A gorgeous, moving memoir of how one of America's most innovative and respected journalists found his voice by coming to terms with a painful past. New York Times columnist Charles M. Blow mines the compelling poetry of the out-of-time African-American Louisiana town where he grew up - a place where slavery's legacy was felt astonishingly close, reverberating in the elders' stories and in the near-constant wash of violence. Charles's attachment to his mother - a fiercely driven women with five sons, brass knuckles in her glove box, a job plucking poultry at a nearby factory, a soon-to-be-ex husband, and a love of newspapers and learning - cannot protect him from secret abuse at the hands of an older cousin. It's damage that triggers years of anger and searing self-questioning. Finally, Charles escapes to a nearby state university, where he joins a black fraternity after a passage of brutal hazing, and then enters a world of racial and sexual privilege that feels like everything he's ever needed and wanted, until he's called upon, himself, to become the one perpetuating the shocking abuse. A powerfully redemptive memoir that both fits the tradition of African-American storytelling from the South, and gives it an indelible new slant.
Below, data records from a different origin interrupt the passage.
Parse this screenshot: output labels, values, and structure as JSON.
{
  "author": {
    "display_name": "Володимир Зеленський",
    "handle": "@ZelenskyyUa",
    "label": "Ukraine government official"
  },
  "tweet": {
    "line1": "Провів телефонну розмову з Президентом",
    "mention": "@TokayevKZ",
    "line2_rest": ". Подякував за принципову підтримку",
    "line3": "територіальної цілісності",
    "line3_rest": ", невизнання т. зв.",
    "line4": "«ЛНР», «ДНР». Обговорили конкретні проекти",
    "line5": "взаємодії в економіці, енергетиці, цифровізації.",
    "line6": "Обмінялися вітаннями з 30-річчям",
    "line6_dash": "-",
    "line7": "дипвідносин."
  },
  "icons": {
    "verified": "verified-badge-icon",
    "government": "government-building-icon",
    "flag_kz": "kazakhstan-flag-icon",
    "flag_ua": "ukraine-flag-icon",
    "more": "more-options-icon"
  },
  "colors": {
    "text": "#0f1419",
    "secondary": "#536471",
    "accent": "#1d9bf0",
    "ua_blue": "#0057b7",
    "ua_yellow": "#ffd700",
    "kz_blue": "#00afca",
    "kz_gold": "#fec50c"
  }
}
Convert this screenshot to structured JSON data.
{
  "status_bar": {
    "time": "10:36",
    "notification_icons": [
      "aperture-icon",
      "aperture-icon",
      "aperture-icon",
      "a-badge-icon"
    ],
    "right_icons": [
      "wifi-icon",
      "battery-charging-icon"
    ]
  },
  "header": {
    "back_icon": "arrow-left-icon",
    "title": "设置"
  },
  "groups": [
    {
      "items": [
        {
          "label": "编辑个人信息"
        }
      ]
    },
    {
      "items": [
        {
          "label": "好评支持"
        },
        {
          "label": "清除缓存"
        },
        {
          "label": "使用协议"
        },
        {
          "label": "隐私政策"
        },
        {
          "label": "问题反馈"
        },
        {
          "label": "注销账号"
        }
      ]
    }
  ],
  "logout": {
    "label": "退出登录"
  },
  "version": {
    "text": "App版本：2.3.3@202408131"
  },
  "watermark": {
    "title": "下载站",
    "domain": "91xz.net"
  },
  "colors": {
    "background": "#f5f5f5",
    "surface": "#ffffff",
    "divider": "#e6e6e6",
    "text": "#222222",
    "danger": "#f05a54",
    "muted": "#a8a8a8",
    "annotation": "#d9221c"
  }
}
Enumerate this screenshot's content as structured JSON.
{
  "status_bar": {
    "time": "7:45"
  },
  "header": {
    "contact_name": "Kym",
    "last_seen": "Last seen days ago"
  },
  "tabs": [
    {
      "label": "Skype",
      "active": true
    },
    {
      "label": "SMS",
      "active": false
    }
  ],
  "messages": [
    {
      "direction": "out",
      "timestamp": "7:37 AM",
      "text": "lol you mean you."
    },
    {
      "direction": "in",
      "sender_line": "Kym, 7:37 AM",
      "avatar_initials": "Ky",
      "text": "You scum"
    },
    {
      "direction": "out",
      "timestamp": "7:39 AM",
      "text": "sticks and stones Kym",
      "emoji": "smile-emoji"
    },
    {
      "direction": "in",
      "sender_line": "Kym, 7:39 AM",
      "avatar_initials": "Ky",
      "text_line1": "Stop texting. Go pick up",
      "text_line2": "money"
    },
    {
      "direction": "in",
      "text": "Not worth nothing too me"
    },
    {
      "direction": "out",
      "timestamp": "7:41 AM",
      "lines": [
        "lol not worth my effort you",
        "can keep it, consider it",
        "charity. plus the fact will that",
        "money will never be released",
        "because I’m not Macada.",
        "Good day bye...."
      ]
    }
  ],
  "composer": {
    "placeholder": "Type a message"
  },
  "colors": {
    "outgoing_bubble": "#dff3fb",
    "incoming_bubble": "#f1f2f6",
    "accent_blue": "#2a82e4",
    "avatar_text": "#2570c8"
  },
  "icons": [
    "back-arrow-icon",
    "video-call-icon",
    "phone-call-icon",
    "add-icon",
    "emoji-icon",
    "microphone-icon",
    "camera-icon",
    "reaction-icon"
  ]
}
©2014 Charles M. Blow (P)2014 Brilliance Audio, all rights reserved.